• [Exercise directions]: Find the lines holding the string "title" in the data, then copy all of them.

Collected data
• • • •
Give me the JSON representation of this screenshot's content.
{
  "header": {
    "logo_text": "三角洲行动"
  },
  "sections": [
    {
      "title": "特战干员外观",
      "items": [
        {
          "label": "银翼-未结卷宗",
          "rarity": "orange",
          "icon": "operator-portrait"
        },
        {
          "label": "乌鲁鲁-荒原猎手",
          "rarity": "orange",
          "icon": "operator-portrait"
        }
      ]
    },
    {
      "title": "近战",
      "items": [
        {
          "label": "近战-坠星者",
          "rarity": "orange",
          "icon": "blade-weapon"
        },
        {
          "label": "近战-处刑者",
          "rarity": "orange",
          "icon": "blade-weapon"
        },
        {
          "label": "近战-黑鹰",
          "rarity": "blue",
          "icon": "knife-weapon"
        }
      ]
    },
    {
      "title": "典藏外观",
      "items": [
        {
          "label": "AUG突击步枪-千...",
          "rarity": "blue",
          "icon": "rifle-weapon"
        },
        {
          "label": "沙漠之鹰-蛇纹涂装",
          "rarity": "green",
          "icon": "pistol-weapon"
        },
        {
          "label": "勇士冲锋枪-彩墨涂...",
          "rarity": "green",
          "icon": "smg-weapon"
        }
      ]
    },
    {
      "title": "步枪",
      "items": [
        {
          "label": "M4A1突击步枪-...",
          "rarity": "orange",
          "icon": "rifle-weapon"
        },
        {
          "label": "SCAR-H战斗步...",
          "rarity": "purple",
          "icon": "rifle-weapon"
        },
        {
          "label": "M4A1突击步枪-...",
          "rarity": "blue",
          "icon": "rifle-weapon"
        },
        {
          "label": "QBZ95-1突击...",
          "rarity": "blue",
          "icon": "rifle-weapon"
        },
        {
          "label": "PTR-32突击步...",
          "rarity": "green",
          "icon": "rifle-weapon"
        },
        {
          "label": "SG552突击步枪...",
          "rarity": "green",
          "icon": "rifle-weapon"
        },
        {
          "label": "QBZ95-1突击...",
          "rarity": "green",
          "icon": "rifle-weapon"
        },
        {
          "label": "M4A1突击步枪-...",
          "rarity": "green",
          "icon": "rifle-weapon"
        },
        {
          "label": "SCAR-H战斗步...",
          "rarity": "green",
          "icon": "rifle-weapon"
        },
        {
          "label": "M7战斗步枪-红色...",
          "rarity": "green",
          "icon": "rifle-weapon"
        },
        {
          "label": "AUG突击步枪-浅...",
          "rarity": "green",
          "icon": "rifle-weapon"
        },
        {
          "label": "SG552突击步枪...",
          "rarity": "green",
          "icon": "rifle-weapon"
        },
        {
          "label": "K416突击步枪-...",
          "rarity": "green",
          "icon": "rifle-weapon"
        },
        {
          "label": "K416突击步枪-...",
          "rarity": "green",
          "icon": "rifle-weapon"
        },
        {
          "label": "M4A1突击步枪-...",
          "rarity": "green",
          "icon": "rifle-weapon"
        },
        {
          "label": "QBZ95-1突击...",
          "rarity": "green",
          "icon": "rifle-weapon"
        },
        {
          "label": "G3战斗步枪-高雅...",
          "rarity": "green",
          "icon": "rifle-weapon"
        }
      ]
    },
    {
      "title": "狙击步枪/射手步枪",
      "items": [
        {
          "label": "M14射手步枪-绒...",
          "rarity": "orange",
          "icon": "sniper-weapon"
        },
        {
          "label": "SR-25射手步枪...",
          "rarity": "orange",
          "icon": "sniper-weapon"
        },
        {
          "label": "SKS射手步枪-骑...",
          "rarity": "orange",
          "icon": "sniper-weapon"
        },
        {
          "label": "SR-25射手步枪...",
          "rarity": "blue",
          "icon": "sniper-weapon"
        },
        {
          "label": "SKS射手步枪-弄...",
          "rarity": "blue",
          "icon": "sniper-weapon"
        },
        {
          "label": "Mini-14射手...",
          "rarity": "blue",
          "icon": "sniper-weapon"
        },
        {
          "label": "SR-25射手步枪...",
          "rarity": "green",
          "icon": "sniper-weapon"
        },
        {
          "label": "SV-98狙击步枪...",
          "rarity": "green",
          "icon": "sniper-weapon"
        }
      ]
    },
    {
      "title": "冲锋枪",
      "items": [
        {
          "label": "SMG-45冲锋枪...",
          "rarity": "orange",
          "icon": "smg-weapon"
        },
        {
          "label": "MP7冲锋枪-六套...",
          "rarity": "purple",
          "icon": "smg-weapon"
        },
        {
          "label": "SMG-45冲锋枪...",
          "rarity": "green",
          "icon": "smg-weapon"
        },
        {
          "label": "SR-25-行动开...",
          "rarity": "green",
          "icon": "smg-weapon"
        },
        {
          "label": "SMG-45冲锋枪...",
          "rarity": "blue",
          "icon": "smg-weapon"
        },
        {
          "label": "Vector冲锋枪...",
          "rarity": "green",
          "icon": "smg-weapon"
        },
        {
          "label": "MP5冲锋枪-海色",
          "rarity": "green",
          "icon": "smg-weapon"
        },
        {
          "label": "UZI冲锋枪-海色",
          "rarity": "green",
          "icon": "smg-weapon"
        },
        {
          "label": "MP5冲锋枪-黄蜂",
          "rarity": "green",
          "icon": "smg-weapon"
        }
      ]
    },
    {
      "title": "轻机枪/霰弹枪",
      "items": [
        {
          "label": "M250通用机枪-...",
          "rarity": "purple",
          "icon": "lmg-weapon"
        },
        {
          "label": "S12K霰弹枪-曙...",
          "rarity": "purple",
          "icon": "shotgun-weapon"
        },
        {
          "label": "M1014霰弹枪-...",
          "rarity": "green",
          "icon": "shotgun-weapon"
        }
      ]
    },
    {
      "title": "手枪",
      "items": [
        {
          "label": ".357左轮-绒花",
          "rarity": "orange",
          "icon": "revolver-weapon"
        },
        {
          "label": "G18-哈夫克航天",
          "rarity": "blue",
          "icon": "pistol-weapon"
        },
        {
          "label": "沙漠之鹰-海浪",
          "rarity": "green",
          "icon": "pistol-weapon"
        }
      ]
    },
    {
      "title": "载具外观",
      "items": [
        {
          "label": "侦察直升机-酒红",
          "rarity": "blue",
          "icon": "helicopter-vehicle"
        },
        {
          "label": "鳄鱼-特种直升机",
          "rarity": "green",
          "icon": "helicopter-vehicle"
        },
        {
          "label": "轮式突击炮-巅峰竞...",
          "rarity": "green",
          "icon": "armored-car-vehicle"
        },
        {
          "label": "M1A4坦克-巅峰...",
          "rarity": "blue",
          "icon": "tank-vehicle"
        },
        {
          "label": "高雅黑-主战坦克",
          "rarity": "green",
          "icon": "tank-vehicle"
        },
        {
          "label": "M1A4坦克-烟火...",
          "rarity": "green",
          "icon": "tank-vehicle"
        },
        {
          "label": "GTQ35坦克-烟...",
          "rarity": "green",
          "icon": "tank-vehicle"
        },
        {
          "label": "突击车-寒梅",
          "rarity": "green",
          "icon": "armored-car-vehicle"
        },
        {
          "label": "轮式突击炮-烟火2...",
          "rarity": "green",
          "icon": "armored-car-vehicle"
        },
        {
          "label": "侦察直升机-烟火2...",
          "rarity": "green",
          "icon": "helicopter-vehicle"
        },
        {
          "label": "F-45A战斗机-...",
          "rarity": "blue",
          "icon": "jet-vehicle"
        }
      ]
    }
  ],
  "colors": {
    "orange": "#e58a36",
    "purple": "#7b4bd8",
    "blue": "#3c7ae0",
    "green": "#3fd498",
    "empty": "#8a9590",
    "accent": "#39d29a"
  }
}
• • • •
• [Reply]:
      "title": "特战干员外观",
      "title": "近战",
      "title": "典藏外观",
      "title": "步枪",
      "title": "狙击步枪/射手步枪",
      "title": "冲锋枪",
      "title": "轻机枪/霰弹枪",
      "title": "手枪",
      "title": "载具外观",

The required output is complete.